Conditions along the Jock River vary from the upper sections to the lower sections. These conditions clearly reflect human demands and their impacts on the natural environment. Now is the time to take important steps to maintain, protect and improve our current conditions.
Efforts can be simple things like keeping shorelines natural and planting trees to more complicated municipal planning and development projects that protect surface water quality and aquatic habitat through the creation of riparian buffers, and application of stormwater best management practices. The report identifies what the RVCA, municipalities, residents, businesses, community groups and agricultural associations can do to help make environmental gains.
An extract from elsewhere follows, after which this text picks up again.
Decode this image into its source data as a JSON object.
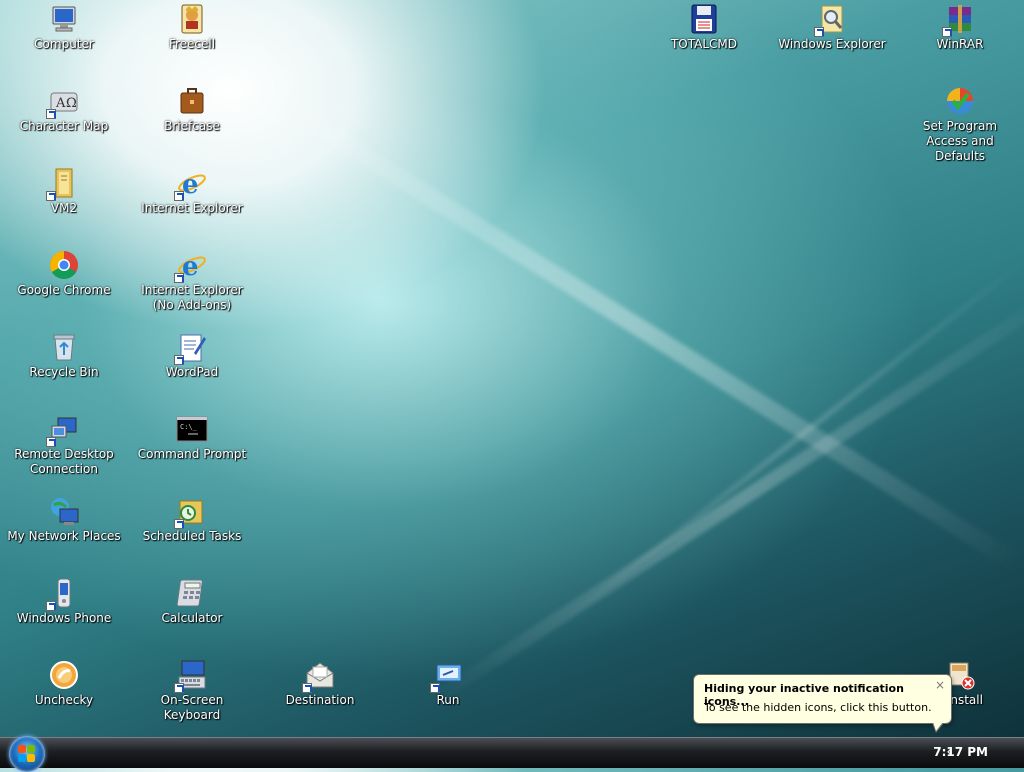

For landowners looking to do their part, the RVCA provides a number of stewardship programs designed to improve watershed health. The programs provide technical expertise, grants and manpower. By connecting with landowners, the goal is to make real, on-the-ground improvements. Landowners who are interested in learning about possible projects can call the RVCA for details.
This report is part of a series including reports on the Tay River (2011), Lower Rideau (2012), Kemptville Creek (2013), Rideau Lakes (2014) and Middle Rideau (2015). Next year, similar comparisons on watershed health will be made for the Tay River Subwatershed.
For your copy of this and other subwatershed reports, call the RVCA at 613-692-3571 ext. 1177 or visit watersheds.rvca.ca. For those looking for more scientific information, monitoring results are available through the detailed catchment reports which are also available online at watersheds.rvca.ca.